What is expected:
Set down only these lines, exactly: the line containing "Serialize everything readable" and all lines through the end of the data below. Omit pictures.

Supplied records:
# # # # #
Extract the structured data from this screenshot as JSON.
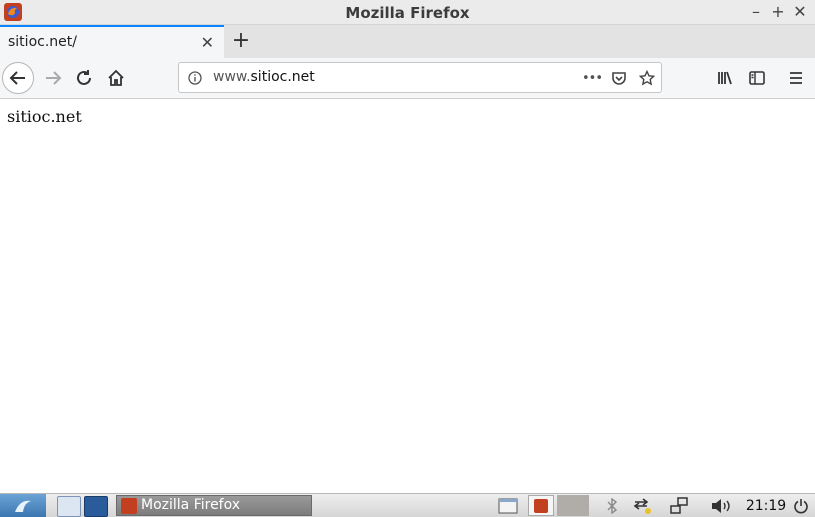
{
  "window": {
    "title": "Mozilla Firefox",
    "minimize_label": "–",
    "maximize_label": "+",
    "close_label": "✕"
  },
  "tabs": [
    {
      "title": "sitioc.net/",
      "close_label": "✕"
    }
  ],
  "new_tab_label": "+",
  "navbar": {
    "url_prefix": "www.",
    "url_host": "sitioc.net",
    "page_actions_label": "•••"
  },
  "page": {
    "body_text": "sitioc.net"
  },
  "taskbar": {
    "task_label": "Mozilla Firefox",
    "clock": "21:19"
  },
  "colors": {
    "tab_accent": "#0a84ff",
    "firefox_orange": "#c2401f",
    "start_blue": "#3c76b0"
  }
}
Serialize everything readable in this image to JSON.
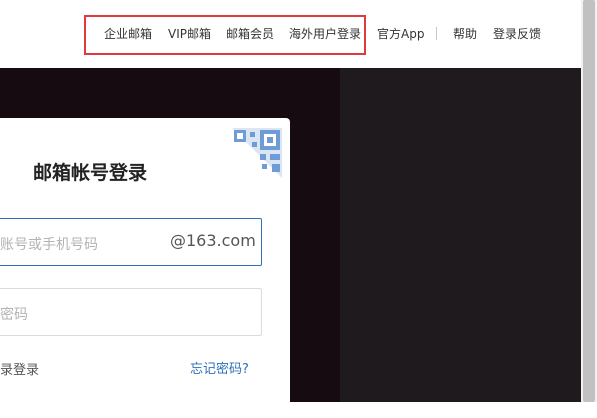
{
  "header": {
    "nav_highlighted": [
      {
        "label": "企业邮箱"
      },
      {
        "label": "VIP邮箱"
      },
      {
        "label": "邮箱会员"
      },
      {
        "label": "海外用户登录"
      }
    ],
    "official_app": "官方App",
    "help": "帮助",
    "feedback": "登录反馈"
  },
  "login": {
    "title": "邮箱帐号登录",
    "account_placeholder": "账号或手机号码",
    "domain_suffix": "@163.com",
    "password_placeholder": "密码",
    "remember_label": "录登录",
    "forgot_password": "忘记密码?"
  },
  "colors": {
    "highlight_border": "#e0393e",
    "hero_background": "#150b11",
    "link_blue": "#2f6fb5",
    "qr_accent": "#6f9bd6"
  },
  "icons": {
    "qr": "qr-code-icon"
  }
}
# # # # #
Response below:
Serialize everything readable in this image to JSON.
{
  "header": {
    "nav_highlighted": [
      {
        "label": "企业邮箱"
      },
      {
        "label": "VIP邮箱"
      },
      {
        "label": "邮箱会员"
      },
      {
        "label": "海外用户登录"
      }
    ],
    "official_app": "官方App",
    "help": "帮助",
    "feedback": "登录反馈"
  },
  "login": {
    "title": "邮箱帐号登录",
    "account_placeholder": "账号或手机号码",
    "domain_suffix": "@163.com",
    "password_placeholder": "密码",
    "remember_label": "录登录",
    "forgot_password": "忘记密码?"
  },
  "colors": {
    "highlight_border": "#e0393e",
    "hero_background": "#150b11",
    "link_blue": "#2f6fb5",
    "qr_accent": "#6f9bd6"
  },
  "icons": {
    "qr": "qr-code-icon"
  }
}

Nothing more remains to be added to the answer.